Segment Start: DATA LISTING

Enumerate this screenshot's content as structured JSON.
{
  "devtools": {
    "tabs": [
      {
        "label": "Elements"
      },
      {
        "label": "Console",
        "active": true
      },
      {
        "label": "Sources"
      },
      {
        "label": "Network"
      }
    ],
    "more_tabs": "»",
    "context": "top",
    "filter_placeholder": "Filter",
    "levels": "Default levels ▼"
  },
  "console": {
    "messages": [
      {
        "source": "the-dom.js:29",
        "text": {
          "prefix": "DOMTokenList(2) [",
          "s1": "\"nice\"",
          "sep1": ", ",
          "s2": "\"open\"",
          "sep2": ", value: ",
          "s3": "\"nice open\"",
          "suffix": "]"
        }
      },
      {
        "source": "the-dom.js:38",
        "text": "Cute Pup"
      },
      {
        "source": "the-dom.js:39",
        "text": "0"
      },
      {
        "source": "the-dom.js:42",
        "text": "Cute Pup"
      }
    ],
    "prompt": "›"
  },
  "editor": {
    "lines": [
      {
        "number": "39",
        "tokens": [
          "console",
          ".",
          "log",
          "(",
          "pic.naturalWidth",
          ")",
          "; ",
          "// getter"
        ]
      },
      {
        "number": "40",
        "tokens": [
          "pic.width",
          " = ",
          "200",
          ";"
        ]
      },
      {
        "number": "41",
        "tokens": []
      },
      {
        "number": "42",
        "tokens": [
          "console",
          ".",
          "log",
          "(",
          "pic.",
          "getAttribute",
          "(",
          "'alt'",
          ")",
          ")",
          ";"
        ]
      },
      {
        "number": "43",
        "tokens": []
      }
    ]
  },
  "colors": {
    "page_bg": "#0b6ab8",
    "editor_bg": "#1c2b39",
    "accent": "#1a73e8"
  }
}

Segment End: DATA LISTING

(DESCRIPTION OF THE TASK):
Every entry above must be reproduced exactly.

(SOLUTION TO THE PROBLEM):
Enumerate this screenshot's content as structured JSON.
{
  "devtools": {
    "tabs": [
      {
        "label": "Elements"
      },
      {
        "label": "Console",
        "active": true
      },
      {
        "label": "Sources"
      },
      {
        "label": "Network"
      }
    ],
    "more_tabs": "»",
    "context": "top",
    "filter_placeholder": "Filter",
    "levels": "Default levels ▼"
  },
  "console": {
    "messages": [
      {
        "source": "the-dom.js:29",
        "text": {
          "prefix": "DOMTokenList(2) [",
          "s1": "\"nice\"",
          "sep1": ", ",
          "s2": "\"open\"",
          "sep2": ", value: ",
          "s3": "\"nice open\"",
          "suffix": "]"
        }
      },
      {
        "source": "the-dom.js:38",
        "text": "Cute Pup"
      },
      {
        "source": "the-dom.js:39",
        "text": "0"
      },
      {
        "source": "the-dom.js:42",
        "text": "Cute Pup"
      }
    ],
    "prompt": "›"
  },
  "editor": {
    "lines": [
      {
        "number": "39",
        "tokens": [
          "console",
          ".",
          "log",
          "(",
          "pic.naturalWidth",
          ")",
          "; ",
          "// getter"
        ]
      },
      {
        "number": "40",
        "tokens": [
          "pic.width",
          " = ",
          "200",
          ";"
        ]
      },
      {
        "number": "41",
        "tokens": []
      },
      {
        "number": "42",
        "tokens": [
          "console",
          ".",
          "log",
          "(",
          "pic.",
          "getAttribute",
          "(",
          "'alt'",
          ")",
          ")",
          ";"
        ]
      },
      {
        "number": "43",
        "tokens": []
      }
    ]
  },
  "colors": {
    "page_bg": "#0b6ab8",
    "editor_bg": "#1c2b39",
    "accent": "#1a73e8"
  }
}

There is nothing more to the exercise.